=== DATASET EXTRACT ===

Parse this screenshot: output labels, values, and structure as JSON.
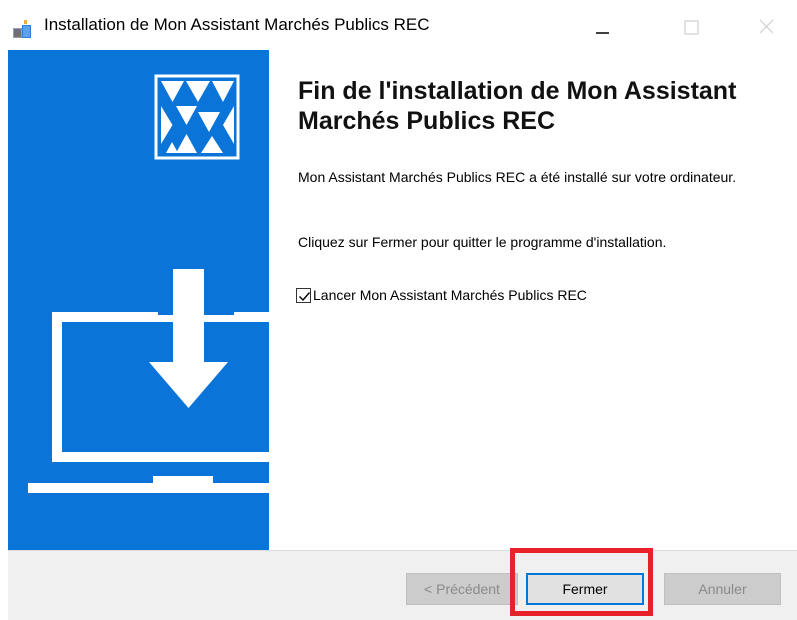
{
  "window": {
    "title": "Installation de Mon Assistant Marchés Publics REC",
    "app_icon": "installer-icon",
    "controls": {
      "minimize_icon": "minimize-icon",
      "maximize_icon": "maximize-icon",
      "close_icon": "close-icon"
    }
  },
  "banner": {
    "background_color": "#0b74d9",
    "logo_icon": "triangle-mosaic-logo",
    "illustration_icon": "laptop-download-icon"
  },
  "content": {
    "heading": "Fin de l'installation de Mon Assistant Marchés Publics REC",
    "body_installed": "Mon Assistant Marchés Publics REC a été installé sur votre ordinateur.",
    "body_instructions": "Cliquez sur Fermer pour quitter le programme d'installation.",
    "launch_checkbox": {
      "label": "Lancer Mon Assistant Marchés Publics REC",
      "checked": true
    }
  },
  "footer": {
    "prev_label": "< Précédent",
    "close_label": "Fermer",
    "cancel_label": "Annuler",
    "prev_enabled": false,
    "cancel_enabled": false
  },
  "highlight": {
    "target": "close-action-button",
    "color": "#e8212a"
  }
}
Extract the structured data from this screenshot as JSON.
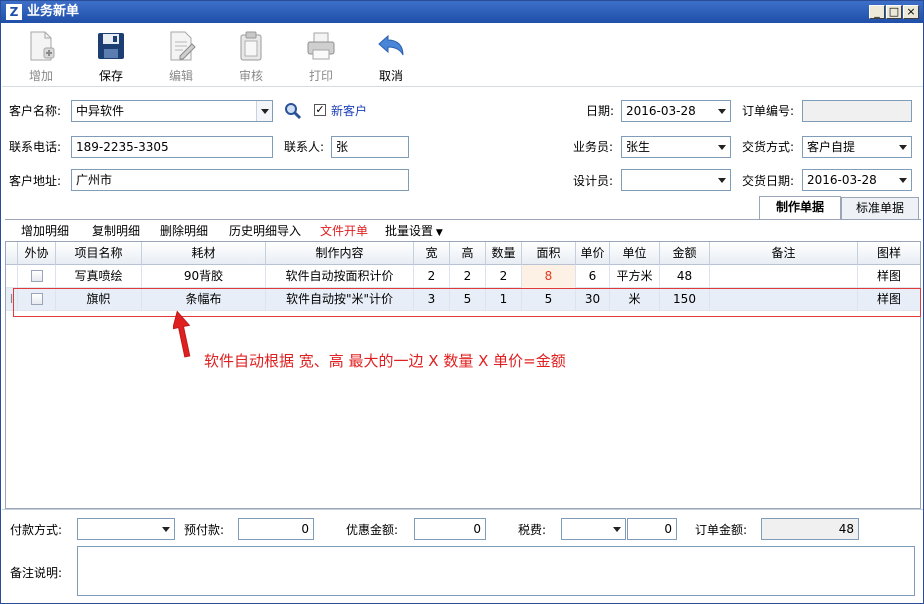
{
  "window": {
    "title": "业务新单"
  },
  "toolbar": [
    {
      "label": "增加",
      "enabled": false,
      "icon": "add-doc-icon"
    },
    {
      "label": "保存",
      "enabled": true,
      "icon": "floppy-icon"
    },
    {
      "label": "编辑",
      "enabled": false,
      "icon": "edit-icon"
    },
    {
      "label": "审核",
      "enabled": false,
      "icon": "clipboard-icon"
    },
    {
      "label": "打印",
      "enabled": false,
      "icon": "printer-icon"
    },
    {
      "label": "取消",
      "enabled": true,
      "icon": "undo-arrow-icon"
    }
  ],
  "form": {
    "customer_name_label": "客户名称:",
    "customer_name": "中异软件",
    "new_customer_label": "新客户",
    "new_customer_checked": true,
    "phone_label": "联系电话:",
    "phone": "189-2235-3305",
    "contact_label": "联系人:",
    "contact": "张",
    "address_label": "客户地址:",
    "address": "广州市",
    "date_label": "日期:",
    "date": "2016-03-28",
    "order_no_label": "订单编号:",
    "order_no": "",
    "salesman_label": "业务员:",
    "salesman": "张生",
    "delivery_method_label": "交货方式:",
    "delivery_method": "客户自提",
    "designer_label": "设计员:",
    "designer": "",
    "delivery_date_label": "交货日期:",
    "delivery_date": "2016-03-28"
  },
  "tabs": [
    {
      "label": "制作单据",
      "active": true
    },
    {
      "label": "标准单据",
      "active": false
    }
  ],
  "actions": {
    "add_detail": "增加明细",
    "copy_detail": "复制明细",
    "delete_detail": "删除明细",
    "import_history": "历史明细导入",
    "file_order": "文件开单",
    "batch_settings": "批量设置"
  },
  "grid": {
    "headers": [
      "外协",
      "项目名称",
      "耗材",
      "制作内容",
      "宽",
      "高",
      "数量",
      "面积",
      "单价",
      "单位",
      "金额",
      "备注",
      "图样"
    ],
    "rows": [
      {
        "outsource": false,
        "item": "写真喷绘",
        "material": "90背胶",
        "content": "软件自动按面积计价",
        "width": "2",
        "height": "2",
        "qty": "2",
        "area": "8",
        "price": "6",
        "unit": "平方米",
        "amount": "48",
        "remark": "",
        "pattern": "样图"
      },
      {
        "outsource": false,
        "item": "旗帜",
        "material": "条幅布",
        "content": "软件自动按\"米\"计价",
        "width": "3",
        "height": "5",
        "qty": "1",
        "area": "5",
        "price": "30",
        "unit": "米",
        "amount": "150",
        "remark": "",
        "pattern": "样图"
      }
    ]
  },
  "annotation": {
    "text": "软件自动根据 宽、高 最大的一边 X 数量 X 单价=金额",
    "color": "#e02020"
  },
  "footer": {
    "payment_method_label": "付款方式:",
    "payment_method": "",
    "prepaid_label": "预付款:",
    "prepaid": "0",
    "discount_label": "优惠金额:",
    "discount": "0",
    "tax_label": "税费:",
    "tax_type": "",
    "tax": "0",
    "order_amount_label": "订单金额:",
    "order_amount": "48",
    "remark_label": "备注说明:",
    "remark": ""
  },
  "colors": {
    "title_bar": "#1f4fa8",
    "accent_red": "#e23a3a",
    "link_blue": "#1a3fb8"
  }
}
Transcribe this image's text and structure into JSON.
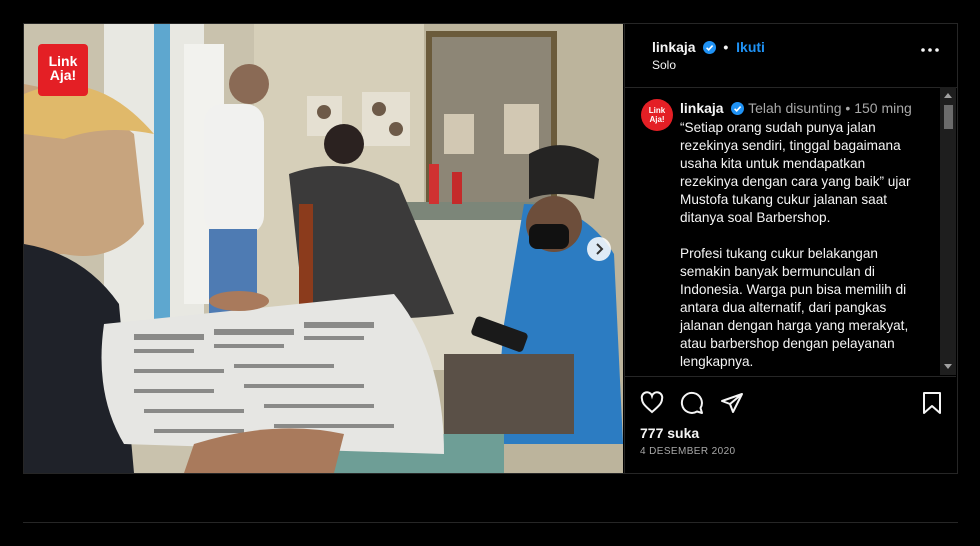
{
  "post": {
    "username": "linkaja",
    "follow_label": "Ikuti",
    "location": "Solo",
    "logo_text_1": "Link",
    "logo_text_2": "Aja!",
    "avatar_text": "LinkAja!"
  },
  "comment": {
    "username": "linkaja",
    "edited_label": "Telah disunting",
    "separator": "•",
    "time": "150 ming",
    "paragraphs": [
      "“Setiap orang sudah punya jalan rezekinya sendiri, tinggal bagaimana usaha kita untuk mendapatkan rezekinya dengan cara yang baik” ujar Mustofa tukang cukur jalanan saat ditanya soal Barbershop.",
      "Profesi tukang cukur belakangan semakin banyak bermunculan di Indonesia. Warga pun bisa memilih di antara dua alternatif, dari pangkas jalanan dengan harga yang merakyat, atau barbershop dengan pelayanan lengkapnya."
    ]
  },
  "stats": {
    "likes": "777 suka",
    "date": "4 DESEMBER 2020"
  },
  "icons": {
    "more": "more-dots-icon",
    "like": "heart-icon",
    "comment": "comment-icon",
    "share": "share-icon",
    "save": "bookmark-icon",
    "next": "chevron-right-icon",
    "verified": "verified-badge-icon"
  },
  "colors": {
    "accent": "#1f92f5",
    "brand": "#e41f25",
    "background": "#000000"
  }
}
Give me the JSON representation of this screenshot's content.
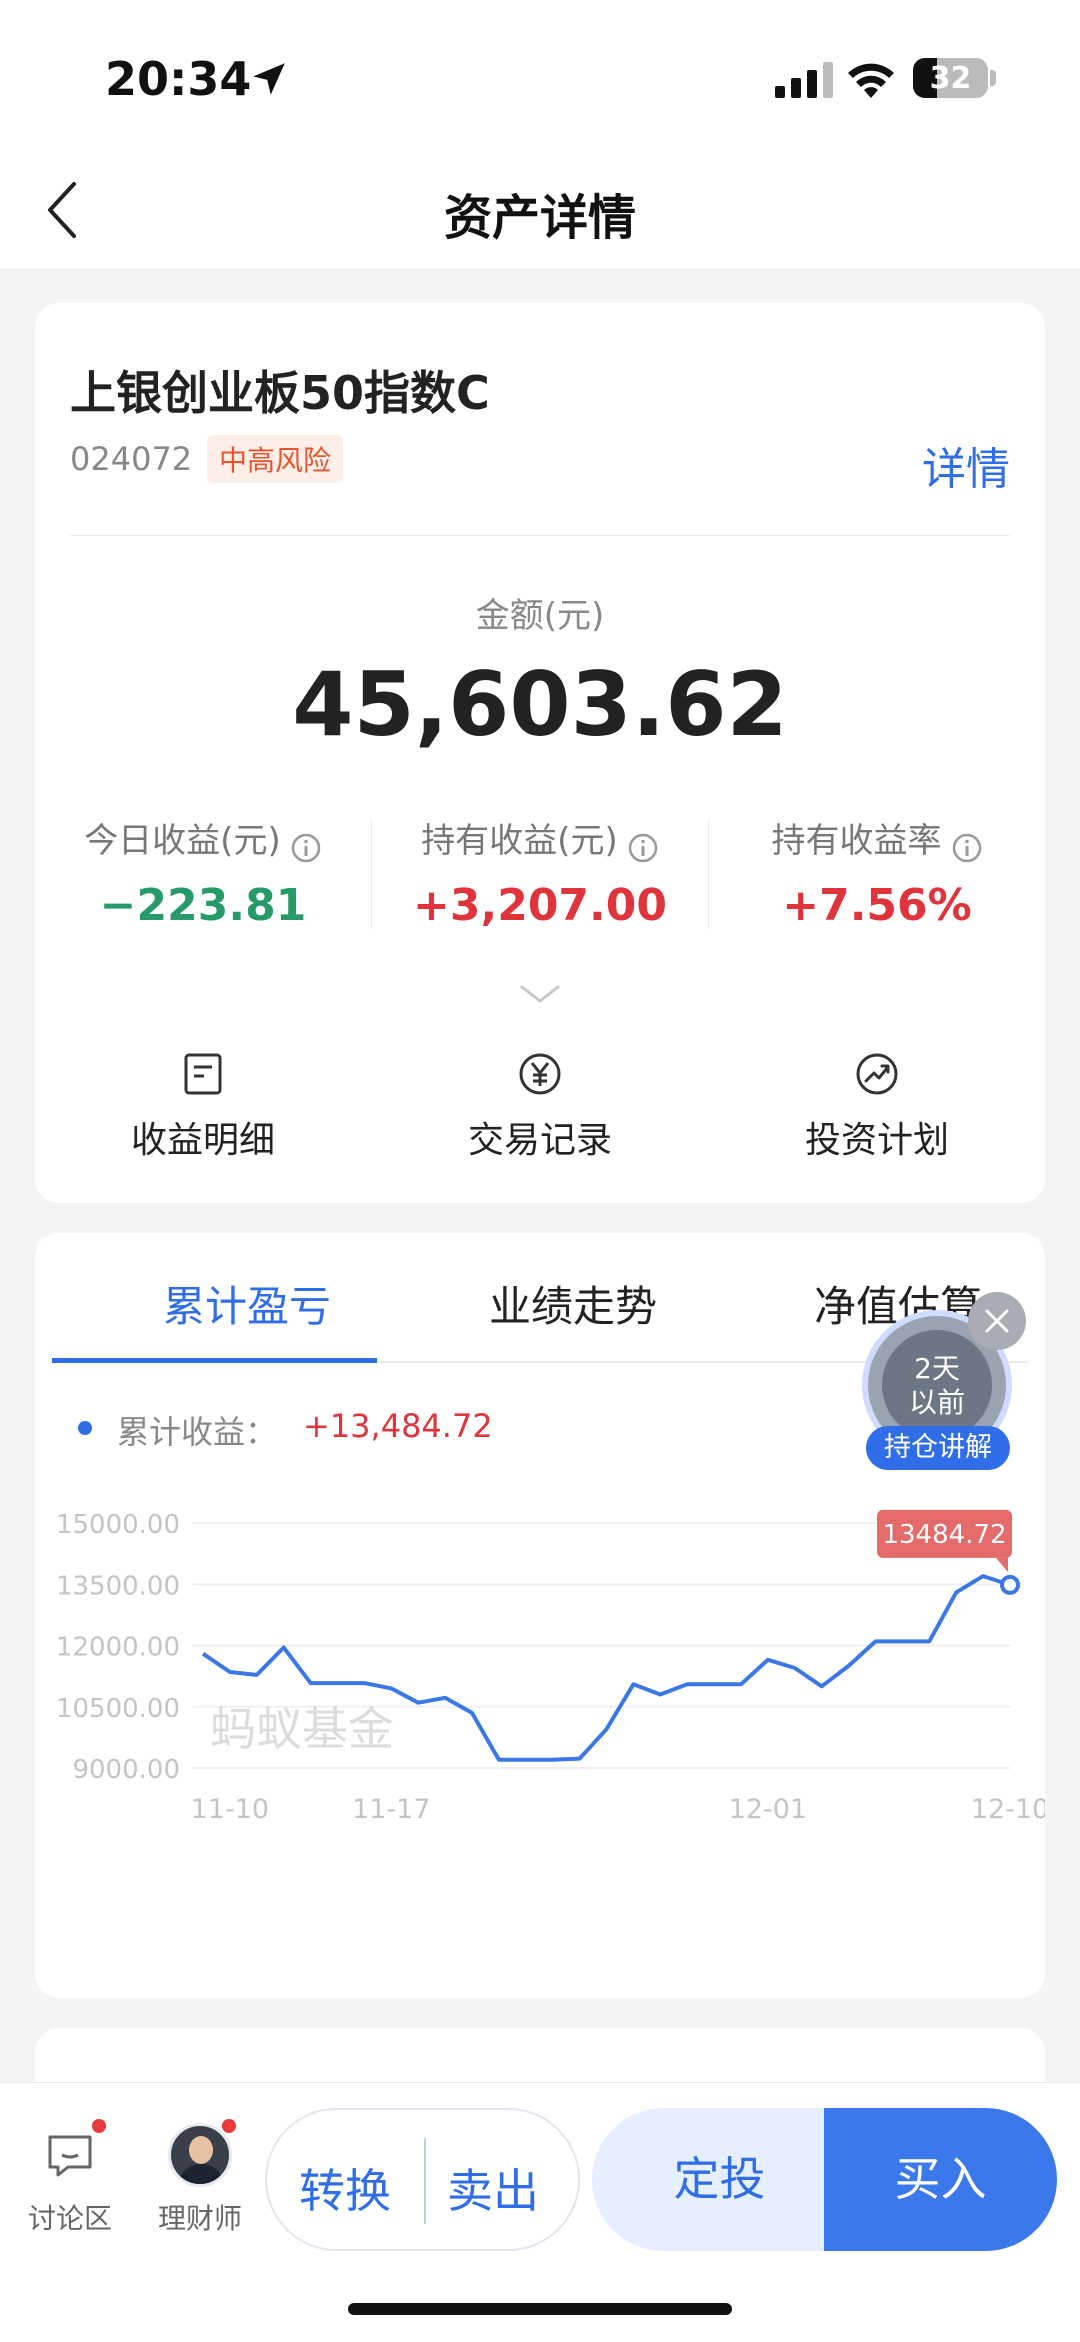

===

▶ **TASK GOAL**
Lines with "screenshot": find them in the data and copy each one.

▶ **WRITTEN REPLY**
Parse this screenshot: output labels, values, and structure as JSON.
Extract the structured data from this screenshot as JSON.
Give me the JSON representation of this screenshot's content.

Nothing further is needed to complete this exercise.